# Exercise
An exact reproduction of all entries is required.

# Data to use
____________
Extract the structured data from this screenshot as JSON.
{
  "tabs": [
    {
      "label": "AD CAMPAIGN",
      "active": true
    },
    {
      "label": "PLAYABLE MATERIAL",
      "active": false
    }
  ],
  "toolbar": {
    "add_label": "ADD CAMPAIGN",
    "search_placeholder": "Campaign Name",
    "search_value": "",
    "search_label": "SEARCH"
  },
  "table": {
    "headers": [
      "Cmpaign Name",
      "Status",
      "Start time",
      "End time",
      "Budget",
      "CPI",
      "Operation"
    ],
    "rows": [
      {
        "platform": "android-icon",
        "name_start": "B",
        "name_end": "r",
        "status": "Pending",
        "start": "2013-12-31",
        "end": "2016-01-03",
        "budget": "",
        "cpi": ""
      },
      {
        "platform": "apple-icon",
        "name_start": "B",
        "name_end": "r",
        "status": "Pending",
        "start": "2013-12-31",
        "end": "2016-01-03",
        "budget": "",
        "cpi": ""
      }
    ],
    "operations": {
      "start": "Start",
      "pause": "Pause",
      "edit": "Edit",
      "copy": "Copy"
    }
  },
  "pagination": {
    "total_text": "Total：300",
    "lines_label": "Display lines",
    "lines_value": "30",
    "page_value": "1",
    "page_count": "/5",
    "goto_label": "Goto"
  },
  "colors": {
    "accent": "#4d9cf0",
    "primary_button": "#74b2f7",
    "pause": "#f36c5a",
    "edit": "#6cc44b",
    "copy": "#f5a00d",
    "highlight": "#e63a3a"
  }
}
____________
# Solution to this task
Extract the structured data from this screenshot as JSON.
{
  "tabs": [
    {
      "label": "AD CAMPAIGN",
      "active": true
    },
    {
      "label": "PLAYABLE MATERIAL",
      "active": false
    }
  ],
  "toolbar": {
    "add_label": "ADD CAMPAIGN",
    "search_placeholder": "Campaign Name",
    "search_value": "",
    "search_label": "SEARCH"
  },
  "table": {
    "headers": [
      "Cmpaign Name",
      "Status",
      "Start time",
      "End time",
      "Budget",
      "CPI",
      "Operation"
    ],
    "rows": [
      {
        "platform": "android-icon",
        "name_start": "B",
        "name_end": "r",
        "status": "Pending",
        "start": "2013-12-31",
        "end": "2016-01-03",
        "budget": "",
        "cpi": ""
      },
      {
        "platform": "apple-icon",
        "name_start": "B",
        "name_end": "r",
        "status": "Pending",
        "start": "2013-12-31",
        "end": "2016-01-03",
        "budget": "",
        "cpi": ""
      }
    ],
    "operations": {
      "start": "Start",
      "pause": "Pause",
      "edit": "Edit",
      "copy": "Copy"
    }
  },
  "pagination": {
    "total_text": "Total：300",
    "lines_label": "Display lines",
    "lines_value": "30",
    "page_value": "1",
    "page_count": "/5",
    "goto_label": "Goto"
  },
  "colors": {
    "accent": "#4d9cf0",
    "primary_button": "#74b2f7",
    "pause": "#f36c5a",
    "edit": "#6cc44b",
    "copy": "#f5a00d",
    "highlight": "#e63a3a"
  }
}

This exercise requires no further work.